After another low bow, the man joined Melchior by the gate. Caspar lingered at my side. He seemed to be deciding whether or not to speak.


At last he nodded decisively. “We may have brought danger with us.” The young man lowered his head almost in shame. Guiltily he glanced toward his comrades.


I waited, wondering what the man meant.


“When we reached the border of Judea clouds hid the star from us. We argued.” He rubbed his brow in distress. “I insisted that the one we sought would be a prince and must be found in Jerusalem in the royal palace.”


I felt my heart lurch.


Slowly he confessed, “Despite their wise counsel to wait for the clouds to clear and follow the star, I insisted on proceeding to the capital. ‘Where else would a prince of the house of David be born?’ My foolish words will haunt me forever.” Looking toward his waiting companions, the young man seemed to draw courage. “We reached Herod’s palace. ‘Where is he that is born King of the Jews?’ My question sent courtiers scurrying, I must admit. We were ushered into the king’s throne room. In that moment I knew how wrong I had been. We were in the presence of sheer evil. Herod questioned us closely.”


The man paused to remove his turban and run fingers through thick curls. Then he stood turning the head covering in his hands.


Caspar’s eyes begged for understanding when he raised them to mine. “After a while the king pretended to be interested in our talk of a promised redeemer. He sent for several of the priests and scribes. One old man had an immediate answer to the question ‘Where will Messiah be born?’ He quoted one of your prophets and named Bethlehem. Herod turned to us then, ‘Behold your answer, Magi. Seek for this child and bring me word that I may worship him.’ He does not plan homage but harm.”


Some inarticulate sound came from my throat.


“We will not return to Herod,” the young Magi assured me, “but that may not do anything more than delay the king slightly.”


“Yes.” The strangled word barely sounded like my voice. “Thank you.”


“May the One God who is Light protect you and your family.”

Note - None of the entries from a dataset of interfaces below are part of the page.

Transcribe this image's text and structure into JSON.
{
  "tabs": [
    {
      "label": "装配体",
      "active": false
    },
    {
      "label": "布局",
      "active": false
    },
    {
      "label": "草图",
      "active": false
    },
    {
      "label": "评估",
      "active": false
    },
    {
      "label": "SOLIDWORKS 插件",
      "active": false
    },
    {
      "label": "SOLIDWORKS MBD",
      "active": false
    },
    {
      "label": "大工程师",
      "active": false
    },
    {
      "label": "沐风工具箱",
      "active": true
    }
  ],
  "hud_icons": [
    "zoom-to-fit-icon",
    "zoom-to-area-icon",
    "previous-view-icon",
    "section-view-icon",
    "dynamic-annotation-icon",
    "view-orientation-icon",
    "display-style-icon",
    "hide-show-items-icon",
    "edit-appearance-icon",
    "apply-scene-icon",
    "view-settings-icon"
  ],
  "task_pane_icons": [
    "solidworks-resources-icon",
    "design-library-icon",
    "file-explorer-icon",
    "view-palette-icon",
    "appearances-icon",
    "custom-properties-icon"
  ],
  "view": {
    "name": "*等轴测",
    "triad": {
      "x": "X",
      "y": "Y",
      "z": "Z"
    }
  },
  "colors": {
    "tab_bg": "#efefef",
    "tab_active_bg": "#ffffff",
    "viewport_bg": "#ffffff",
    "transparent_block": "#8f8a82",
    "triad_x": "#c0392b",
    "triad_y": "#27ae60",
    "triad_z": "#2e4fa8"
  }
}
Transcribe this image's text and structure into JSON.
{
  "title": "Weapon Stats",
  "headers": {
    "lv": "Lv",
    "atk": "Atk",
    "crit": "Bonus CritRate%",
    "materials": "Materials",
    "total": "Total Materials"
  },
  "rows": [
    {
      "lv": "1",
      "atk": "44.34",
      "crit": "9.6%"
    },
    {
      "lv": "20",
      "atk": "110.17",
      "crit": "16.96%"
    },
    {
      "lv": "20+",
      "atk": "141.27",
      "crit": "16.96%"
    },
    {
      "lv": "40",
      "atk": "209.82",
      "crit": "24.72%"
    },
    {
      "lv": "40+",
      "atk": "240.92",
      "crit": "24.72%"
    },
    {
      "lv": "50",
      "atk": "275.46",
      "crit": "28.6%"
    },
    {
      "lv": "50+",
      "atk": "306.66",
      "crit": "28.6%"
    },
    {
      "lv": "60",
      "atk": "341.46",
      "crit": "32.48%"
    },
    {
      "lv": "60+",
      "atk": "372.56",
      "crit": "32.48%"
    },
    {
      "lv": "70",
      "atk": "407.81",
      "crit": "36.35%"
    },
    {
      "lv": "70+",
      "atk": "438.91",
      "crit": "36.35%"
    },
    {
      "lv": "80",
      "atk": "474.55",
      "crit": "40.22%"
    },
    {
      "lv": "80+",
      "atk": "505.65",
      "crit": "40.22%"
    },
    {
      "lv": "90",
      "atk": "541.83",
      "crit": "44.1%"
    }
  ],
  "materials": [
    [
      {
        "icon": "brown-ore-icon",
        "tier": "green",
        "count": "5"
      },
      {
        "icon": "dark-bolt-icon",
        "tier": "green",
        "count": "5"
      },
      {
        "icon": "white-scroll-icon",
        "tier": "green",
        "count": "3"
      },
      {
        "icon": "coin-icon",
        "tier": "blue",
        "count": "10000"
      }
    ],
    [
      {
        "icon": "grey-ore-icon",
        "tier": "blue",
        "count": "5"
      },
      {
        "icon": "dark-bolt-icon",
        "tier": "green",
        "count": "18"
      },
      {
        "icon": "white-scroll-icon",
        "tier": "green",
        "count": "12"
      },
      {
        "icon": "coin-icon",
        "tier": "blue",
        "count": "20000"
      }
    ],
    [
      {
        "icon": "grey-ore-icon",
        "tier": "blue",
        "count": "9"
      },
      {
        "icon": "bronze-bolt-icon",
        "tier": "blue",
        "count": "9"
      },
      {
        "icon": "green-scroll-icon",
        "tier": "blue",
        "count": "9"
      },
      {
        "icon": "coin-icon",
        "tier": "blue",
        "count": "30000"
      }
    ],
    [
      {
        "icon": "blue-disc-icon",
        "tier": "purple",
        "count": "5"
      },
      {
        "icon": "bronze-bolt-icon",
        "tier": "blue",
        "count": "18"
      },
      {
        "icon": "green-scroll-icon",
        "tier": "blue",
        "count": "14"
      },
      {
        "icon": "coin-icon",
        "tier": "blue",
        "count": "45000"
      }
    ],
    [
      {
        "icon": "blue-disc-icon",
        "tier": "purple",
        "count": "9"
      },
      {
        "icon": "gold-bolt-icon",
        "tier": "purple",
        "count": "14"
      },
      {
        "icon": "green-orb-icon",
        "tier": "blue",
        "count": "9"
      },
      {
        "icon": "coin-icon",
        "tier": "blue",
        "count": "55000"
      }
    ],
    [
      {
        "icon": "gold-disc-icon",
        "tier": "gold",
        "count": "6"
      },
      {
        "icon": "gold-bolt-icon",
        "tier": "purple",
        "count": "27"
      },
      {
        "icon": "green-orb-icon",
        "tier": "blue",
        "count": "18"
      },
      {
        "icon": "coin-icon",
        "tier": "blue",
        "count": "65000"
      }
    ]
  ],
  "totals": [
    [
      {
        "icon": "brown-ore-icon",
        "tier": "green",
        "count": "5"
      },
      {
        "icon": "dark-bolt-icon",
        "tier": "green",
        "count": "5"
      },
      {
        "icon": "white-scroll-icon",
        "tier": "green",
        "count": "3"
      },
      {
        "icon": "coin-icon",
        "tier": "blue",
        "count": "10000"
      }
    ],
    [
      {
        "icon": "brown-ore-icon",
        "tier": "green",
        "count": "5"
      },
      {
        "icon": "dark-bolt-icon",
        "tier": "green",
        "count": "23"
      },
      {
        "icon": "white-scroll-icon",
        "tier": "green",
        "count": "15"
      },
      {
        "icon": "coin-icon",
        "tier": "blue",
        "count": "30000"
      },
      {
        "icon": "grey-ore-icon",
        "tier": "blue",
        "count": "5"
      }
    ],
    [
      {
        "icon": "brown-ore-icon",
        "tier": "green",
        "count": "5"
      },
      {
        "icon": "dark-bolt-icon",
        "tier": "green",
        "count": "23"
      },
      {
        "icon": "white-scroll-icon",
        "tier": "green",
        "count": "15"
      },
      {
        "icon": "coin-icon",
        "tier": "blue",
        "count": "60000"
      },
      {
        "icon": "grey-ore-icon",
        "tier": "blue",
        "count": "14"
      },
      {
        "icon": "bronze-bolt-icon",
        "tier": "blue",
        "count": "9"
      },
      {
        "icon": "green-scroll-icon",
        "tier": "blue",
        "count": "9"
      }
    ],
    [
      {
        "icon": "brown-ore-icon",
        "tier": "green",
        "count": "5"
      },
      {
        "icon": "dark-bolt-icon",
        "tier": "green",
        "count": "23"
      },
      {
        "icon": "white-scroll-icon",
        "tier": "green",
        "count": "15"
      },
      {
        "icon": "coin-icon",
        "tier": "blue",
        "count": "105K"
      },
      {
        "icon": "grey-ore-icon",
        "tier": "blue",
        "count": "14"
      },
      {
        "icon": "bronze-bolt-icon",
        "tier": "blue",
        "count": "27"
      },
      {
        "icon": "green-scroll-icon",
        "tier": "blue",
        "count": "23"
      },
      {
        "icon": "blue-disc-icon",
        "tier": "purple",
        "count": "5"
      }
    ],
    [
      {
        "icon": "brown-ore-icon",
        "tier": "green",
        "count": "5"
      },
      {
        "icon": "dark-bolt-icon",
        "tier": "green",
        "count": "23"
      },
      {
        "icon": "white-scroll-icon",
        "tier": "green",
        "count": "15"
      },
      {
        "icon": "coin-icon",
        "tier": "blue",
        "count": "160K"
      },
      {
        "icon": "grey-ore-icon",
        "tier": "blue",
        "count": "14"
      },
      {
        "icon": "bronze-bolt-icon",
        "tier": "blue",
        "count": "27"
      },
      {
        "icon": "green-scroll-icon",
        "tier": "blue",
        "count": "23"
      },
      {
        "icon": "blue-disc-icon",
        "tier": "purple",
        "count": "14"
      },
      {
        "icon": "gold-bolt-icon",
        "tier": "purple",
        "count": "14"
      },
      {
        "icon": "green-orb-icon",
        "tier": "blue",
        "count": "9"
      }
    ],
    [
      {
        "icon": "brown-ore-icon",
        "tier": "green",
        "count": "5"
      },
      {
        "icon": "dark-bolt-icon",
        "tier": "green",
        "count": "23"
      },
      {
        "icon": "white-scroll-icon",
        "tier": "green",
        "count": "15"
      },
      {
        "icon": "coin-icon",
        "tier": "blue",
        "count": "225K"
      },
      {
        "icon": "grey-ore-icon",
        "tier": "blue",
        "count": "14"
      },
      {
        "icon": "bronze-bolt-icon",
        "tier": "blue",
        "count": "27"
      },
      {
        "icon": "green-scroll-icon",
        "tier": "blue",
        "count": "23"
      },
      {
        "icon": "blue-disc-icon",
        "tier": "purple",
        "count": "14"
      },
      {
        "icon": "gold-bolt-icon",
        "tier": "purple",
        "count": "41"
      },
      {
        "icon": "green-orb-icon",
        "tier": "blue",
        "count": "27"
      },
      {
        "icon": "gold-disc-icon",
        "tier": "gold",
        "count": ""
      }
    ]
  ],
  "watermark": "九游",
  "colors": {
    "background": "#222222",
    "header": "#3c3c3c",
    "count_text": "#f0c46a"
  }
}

Caspar bowed low to me. The last I saw of the Magi was three shadows moving up the street behind Elam. I stared for a long time at the glowing star low on the horizon.